Th e margina l notatio n givin g th e scriptura l refer ence fo r thi s la w cite s Exodu s 22:2 8 rathe r tha n th e traditiona l Deuteronomy 17:12 . " Where the softening attitud e tha t implies migh t hav e le d i s speculation , fo r th e tin y colon y o f Ne w Haven was officially swallowe d u p by Connecticut i n 1665. 16 The 165 6 Ne w Have n statut e wa s a nea r verbati m renditio n o f Seditious Speec h Law 2 7 Connecticut's seditiou s speec h law . Th e Connecticu t versio n ha d been establishe d i n th e Cod e o f 1650 , als o calle d "Mr .
Edward als o promul gated a series o f act s dealin g wit h th e positio n o f the churc h an d th e great landholders , th e regulatio n o f trade , an d th e enforcemen t o f public order . Thos e act s include d England' s first seditiou s speec h law. Th e 127 5 statut e directe d "tha t fro m hencefort h non e b e s o hardy t o cit e o r publis h an y fals e new s o r tale s whereb y discor d o r occasion o f discor d o r slande r ma y gro w betwee n th e kin g an d hi s people o r th e grea t me n o f th e realm.
Willin g bot h t o punis h suc h "contemp t an d violation" an d t o distinguis h th e magisterial offic e fro m th e person , New Have n authoritie s trie d Henr y Tomlinso n i n 1659 . H e ha d spoken agains t Ne w Haven' s Governo r Newma n whil e visitin g i n Connecticut an d foun d himsel f i n cour t fo r seditiou s speec h whe n he returne d home . Tomlinso n argue d tha t Massachusett s official s had recentl y dismisse d a simila r prosecution . " 17 Authorities i n othe r colonie s wer e no t a s consistentl y consciou s of makin g th e distinctio n a s thos e i n Ne w England , bu t the y di d make it .

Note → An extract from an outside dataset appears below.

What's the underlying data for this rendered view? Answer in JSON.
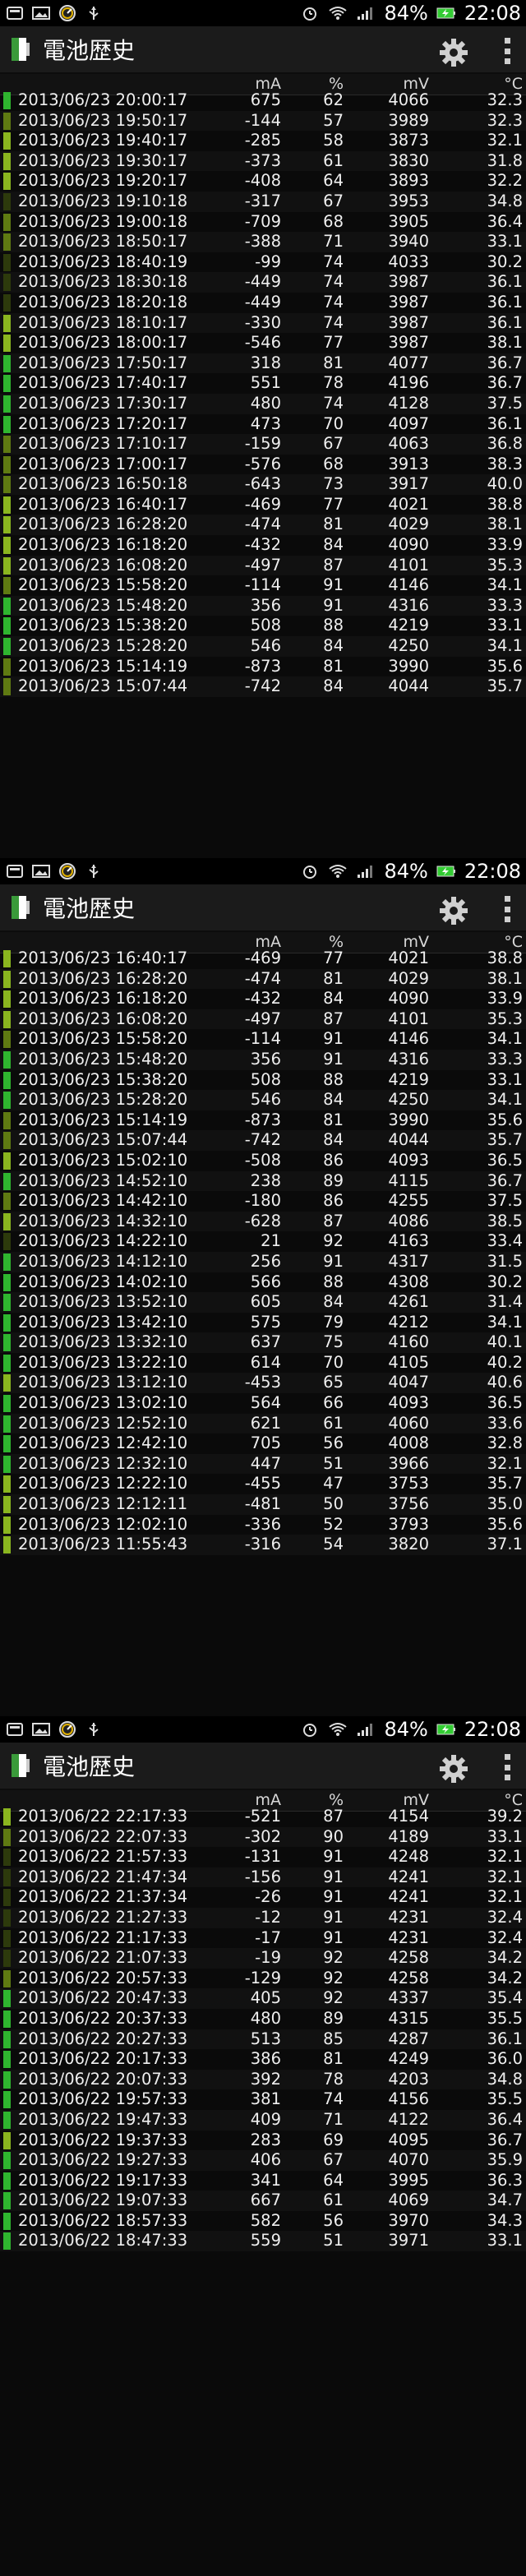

A Distant Heritage: The Growth of Free Speech in Early America by Larry Eldridge